Stark new figures show the risk of young Scots becoming obese or overweight is at its highest since records began. The Courier investigates…
Mastering cycling with stabilisers will be remembered as a rite of passage for many.
But in its drive to defeat child obesity, Dundee City Council has banned the safety feature from its nurseries.
Scotland posted record levels of child obesity on Tuesday, with nearly a quarter of five-year-olds in danger of falling victim to the health problem.
Health chiefs in Dundee believe removing the stabilisers and pedals on bikes forces youngsters to use their core for balance – an important form of exercise for maintaining a healthy weight.
The Play on Pedals initiative uses balance bikes, which allow children to grow in confidence by using their feet to push themselves around.

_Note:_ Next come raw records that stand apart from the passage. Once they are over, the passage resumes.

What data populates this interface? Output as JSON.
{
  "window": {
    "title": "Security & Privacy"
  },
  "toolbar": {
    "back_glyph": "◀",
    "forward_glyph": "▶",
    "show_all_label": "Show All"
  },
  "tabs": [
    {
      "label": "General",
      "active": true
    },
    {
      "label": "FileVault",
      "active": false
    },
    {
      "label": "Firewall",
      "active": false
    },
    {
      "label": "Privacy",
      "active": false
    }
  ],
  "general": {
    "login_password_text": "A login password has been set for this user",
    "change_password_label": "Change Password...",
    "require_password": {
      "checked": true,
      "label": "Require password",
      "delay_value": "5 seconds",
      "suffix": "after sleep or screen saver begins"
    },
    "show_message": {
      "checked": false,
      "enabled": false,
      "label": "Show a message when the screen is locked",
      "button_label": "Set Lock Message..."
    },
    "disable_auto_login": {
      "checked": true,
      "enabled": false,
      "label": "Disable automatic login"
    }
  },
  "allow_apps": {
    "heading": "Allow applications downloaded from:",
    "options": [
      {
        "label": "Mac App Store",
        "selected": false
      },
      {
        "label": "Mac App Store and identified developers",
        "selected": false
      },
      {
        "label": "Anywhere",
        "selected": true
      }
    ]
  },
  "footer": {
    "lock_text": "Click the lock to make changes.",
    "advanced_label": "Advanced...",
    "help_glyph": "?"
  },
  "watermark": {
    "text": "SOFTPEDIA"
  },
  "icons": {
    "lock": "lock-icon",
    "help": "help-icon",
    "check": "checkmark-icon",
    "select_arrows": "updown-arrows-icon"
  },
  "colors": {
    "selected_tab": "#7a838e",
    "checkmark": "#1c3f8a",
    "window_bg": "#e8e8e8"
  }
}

Audrey White, from the children and family service at Dundee City Council, said the new scheme is part of its efforts to increase child activity by making the city “more playful”.
“The policy there in our nurseries is we don’t allow stabilisers,” she said.
“This is a new initiative that is working right across every single nursery in our city.
“Children learn to use a bike without any stabilisers, without any pedals and when they feel confident they can move on to standard bikes.”
She said using the core muscles is a “key fundamental movement”, which stabilisers do not allow.
Ms White said the tough financial climate for councils means they have to “think and work differently”.
She said at the heart of their approach is trying to build parent confidence in taking their children on free outdoor activities, reducing the time youngsters spend in front of screens and instilling healthy cooking in families.
The council strategy sits alongside Scottish Government proposals, which include restricting portion sizes and clamping down on junk food promotions and advertising.
Dr Laura Stewart, from NHS Tayside’s Weight Management Service, applauded the government for its plans, which are out to consultation.
They have been widely welcomed, although business leaders have raised concerns on the impact of some restrictive measures – particularly on small operations, such as independent cafes.
Dr Stewart singled out reducing portion sizes in eateries.
“Research shows us that over the last 30 years portion sizes outside the home have got larger and larger, to the extent that people now tend not to realise what is a normal portion size,” she said.
“If there is any way in which cafés and restaurants can start to reduce those portion sizes back down to what is the right portion size for people’s age and weight, then I think that will help tackle what we call the obesogenic environment.”